    The centralization of information was requested by users performing both Acquire and Understand tasks: providing related information on your sites can dramatically reduce the user effort, no matter simple or difficult tasks they may be performing.

  1. Fewer ads

    Complaining about ads was a theme across all types of tasks, but users performing Understanding tasks specifically pointed out them as distracting. For example, a user doing research for her school project pointed out: “The ads were a bit distracting from the important information I was trying to read and understand.”

    To avoid annoying your users with ads, put them in expected places and provide high-quality content before showing ads.

    During one of our usability sessions, a participant was asked to research how to compost at home. On the EarthEasy website, the landing page showed a pretty background picture with two buttons Read Guide and Shop Products. She hesitated to click Read guide for several seconds and ended up leaving the site without scrolling or clicking any of the buttons. “I am skeptical about it,” she said, “Shop products and Read guide…I don’t want to read an ad. Give me what I need, and then an ad is okay.” She enjoyed reading another article on Better Homes & Gardens. She didn’t complain about ads at all, because the page placed the ads in the right sidebar and only offered links to promoted items in context.

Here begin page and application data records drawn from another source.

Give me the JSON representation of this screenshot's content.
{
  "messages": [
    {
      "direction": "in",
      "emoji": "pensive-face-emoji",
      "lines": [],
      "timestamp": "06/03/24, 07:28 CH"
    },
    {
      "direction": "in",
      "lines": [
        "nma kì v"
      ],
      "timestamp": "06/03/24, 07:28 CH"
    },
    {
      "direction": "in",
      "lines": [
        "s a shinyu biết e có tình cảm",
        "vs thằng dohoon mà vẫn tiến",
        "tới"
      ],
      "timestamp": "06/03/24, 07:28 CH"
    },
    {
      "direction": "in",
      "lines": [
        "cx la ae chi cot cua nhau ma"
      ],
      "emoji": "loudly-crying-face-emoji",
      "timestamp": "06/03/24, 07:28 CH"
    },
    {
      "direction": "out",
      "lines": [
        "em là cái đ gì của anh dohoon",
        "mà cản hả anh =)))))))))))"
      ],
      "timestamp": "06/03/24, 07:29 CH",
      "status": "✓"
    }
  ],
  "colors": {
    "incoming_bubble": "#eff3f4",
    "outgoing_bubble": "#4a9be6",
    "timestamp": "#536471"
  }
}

    Eartheasy.com: The lack of visible useful content made a user think that the content on this site was all promotional.
    Bhg.com. This informative article placed the ads in expected positions (right rail and top of the page) and only linked to promoted items within the content. A user read it all and believed it very helpful, without complaining about the ads.

Conclusion

People seek information online all the time. However, our research showed that they spent various degrees of attention on different types of info-seeking tasks. Easier fact-finding tasks, generally involving less time, were less memorable. In contrast, research-heavy tasks, including Compare/Choose and Understand, required more effort: more thinking time before clicking, more characters in the search query, and more query reformulations. These tasks were more likely to be recalled after a long time, and users were less satisfied with how they were supported during these tasks. Thus, it’s crucial to support not only the basic and frequent daily uses of your site. The success rate of complex tasks, which may happen less often, can impact the impression of the users on your site more profoundly.

Our study also revealed that the top user expectations for each task type varied. For Acquire tasks, the most common user expectations were to be able to get the facts faster, more direct with easy-to-understand language. Users appreciated information from multiple perspectives with support tools when performing Compare/Choose tasks. Organized and comprehensive information is more valued for Understand tasks.

This doesn’t mean that you don’t need to consider expectations of fact-finding tasks if you are designing for research-based ones: there are rarely complex tasks that purely fall into a single task type. Research tasks are often built upon multiple simple tasks — for example, comparing and choosing from several brands of routers can be divided into “finding facts about Model A and B,” “synthesize the information,” “make the comparison and weight the pros and cons,” and “make the decision.” Thus, the expectations for simple tasks should be viewed as the baselines for complex ones. Furthermore, designers should investigate the user journey of complex tasks to facilitate the transition of simple subtasks and support possible back and forth.